- REQUIRED ACTION: Copy, from the entries below, each line in which the string "that" appears.

- EXTRACTED DATA:
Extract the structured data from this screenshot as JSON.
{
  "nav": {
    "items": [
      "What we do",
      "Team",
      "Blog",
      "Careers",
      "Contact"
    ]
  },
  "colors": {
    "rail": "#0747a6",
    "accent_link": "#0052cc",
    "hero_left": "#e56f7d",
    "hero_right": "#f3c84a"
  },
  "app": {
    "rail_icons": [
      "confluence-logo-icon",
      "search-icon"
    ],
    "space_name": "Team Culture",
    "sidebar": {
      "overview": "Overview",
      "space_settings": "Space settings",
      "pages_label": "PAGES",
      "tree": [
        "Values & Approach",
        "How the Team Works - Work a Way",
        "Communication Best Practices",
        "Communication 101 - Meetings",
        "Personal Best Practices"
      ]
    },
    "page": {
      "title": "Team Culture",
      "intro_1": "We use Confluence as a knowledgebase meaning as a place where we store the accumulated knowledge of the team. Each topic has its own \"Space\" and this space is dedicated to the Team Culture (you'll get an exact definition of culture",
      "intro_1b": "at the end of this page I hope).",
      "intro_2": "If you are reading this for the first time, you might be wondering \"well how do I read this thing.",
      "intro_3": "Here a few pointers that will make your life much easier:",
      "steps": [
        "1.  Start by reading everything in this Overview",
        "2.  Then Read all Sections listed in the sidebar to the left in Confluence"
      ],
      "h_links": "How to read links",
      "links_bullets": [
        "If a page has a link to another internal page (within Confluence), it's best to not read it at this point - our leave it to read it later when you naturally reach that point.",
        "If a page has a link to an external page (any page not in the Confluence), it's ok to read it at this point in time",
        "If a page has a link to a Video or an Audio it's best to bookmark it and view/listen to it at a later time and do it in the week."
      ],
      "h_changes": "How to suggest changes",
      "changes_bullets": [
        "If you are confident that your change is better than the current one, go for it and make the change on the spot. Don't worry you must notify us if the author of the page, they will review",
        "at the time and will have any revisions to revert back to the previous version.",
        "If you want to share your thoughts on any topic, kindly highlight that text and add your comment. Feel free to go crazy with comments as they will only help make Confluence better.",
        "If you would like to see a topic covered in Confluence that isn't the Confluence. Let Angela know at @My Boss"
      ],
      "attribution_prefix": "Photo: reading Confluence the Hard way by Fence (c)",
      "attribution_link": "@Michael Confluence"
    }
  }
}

- PROBLEM SOLUTION:
      "intro_3": "Here a few pointers that will make your life much easier:",
        "If a page has a link to another internal page (within Confluence), it's best to not read it at this point - our leave it to read it later when you naturally reach that point.",
        "If you are confident that your change is better than the current one, go for it and make the change on the spot. Don't worry you must notify us if the author of the page, they will review",
        "If you want to share your thoughts on any topic, kindly highlight that text and add your comment. Feel free to go crazy with comments as they will only help make Confluence better.",
        "If you would like to see a topic covered in Confluence that isn't the Confluence. Let Angela know at @My Boss"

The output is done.